YOUR TASK => Look below and pull out each line with the word "left".

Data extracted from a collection

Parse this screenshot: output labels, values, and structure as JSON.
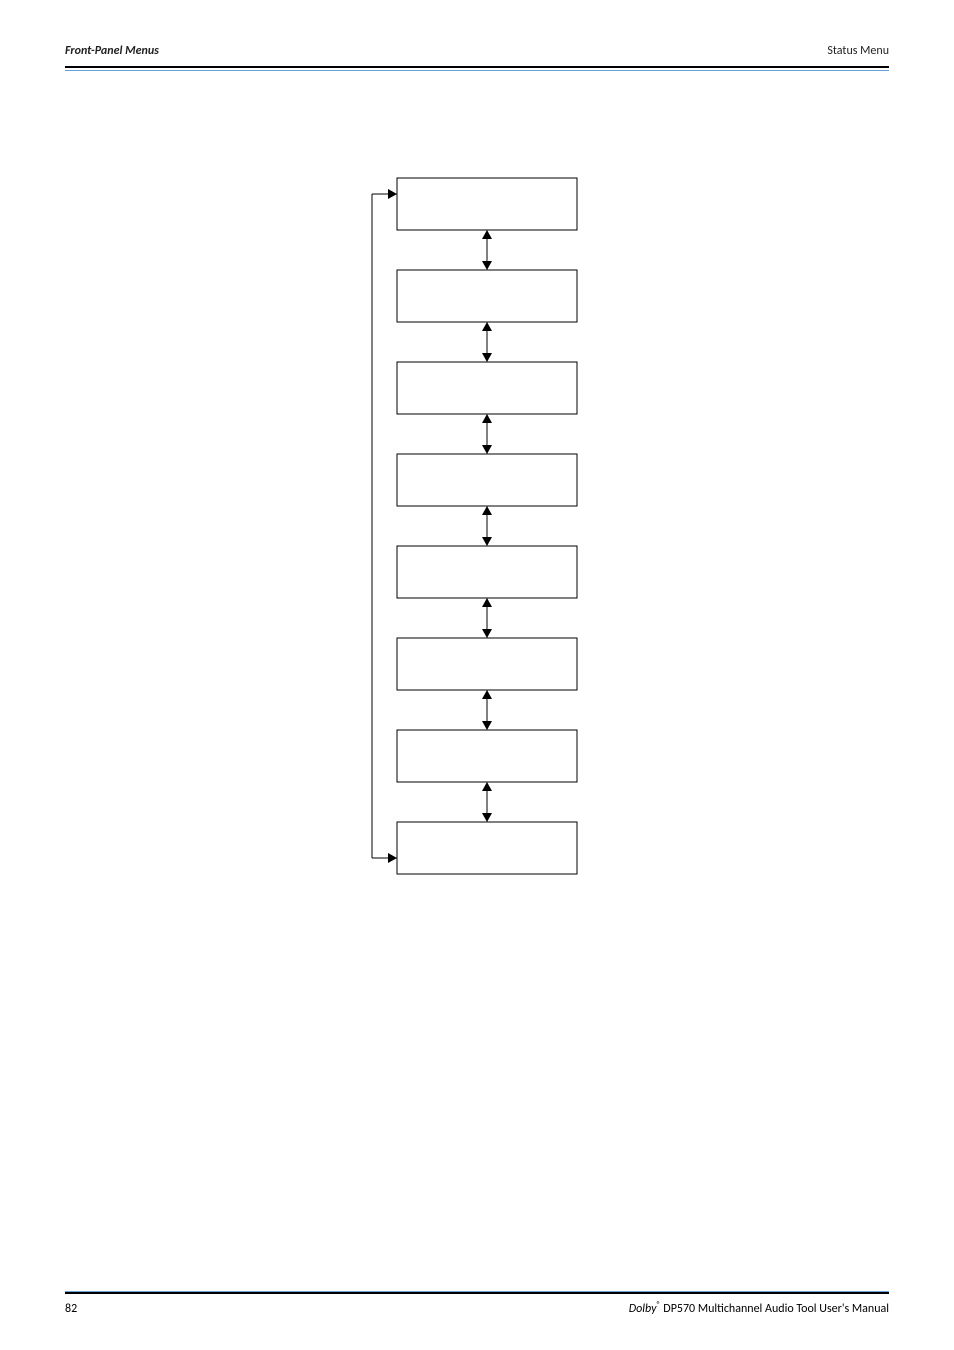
{
  "header": {
    "left": "Front-Panel Menus",
    "right": "Status Menu"
  },
  "footer": {
    "page": "82",
    "brand": "Dolby",
    "reg": "®",
    "title_rest": " DP570 Multichannel Audio Tool User's Manual"
  },
  "diagram": {
    "boxes": 8,
    "arrows_between": 7,
    "loop_back": true
  },
  "chart_data": {
    "type": "diagram",
    "description": "Vertical flow/menu chain of 8 empty boxes connected by bidirectional up/down arrows, with a wrap-around line on the left connecting the last box back to the first.",
    "nodes": [
      "",
      "",
      "",
      "",
      "",
      "",
      "",
      ""
    ],
    "arrow_style": "bidirectional-vertical",
    "wraps": true
  }
}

COMPLETED EXERCISE =>
    "left": "Front-Panel Menus",
    "description": "Vertical flow/menu chain of 8 empty boxes connected by bidirectional up/down arrows, with a wrap-around line on the left connecting the last box back to the first.",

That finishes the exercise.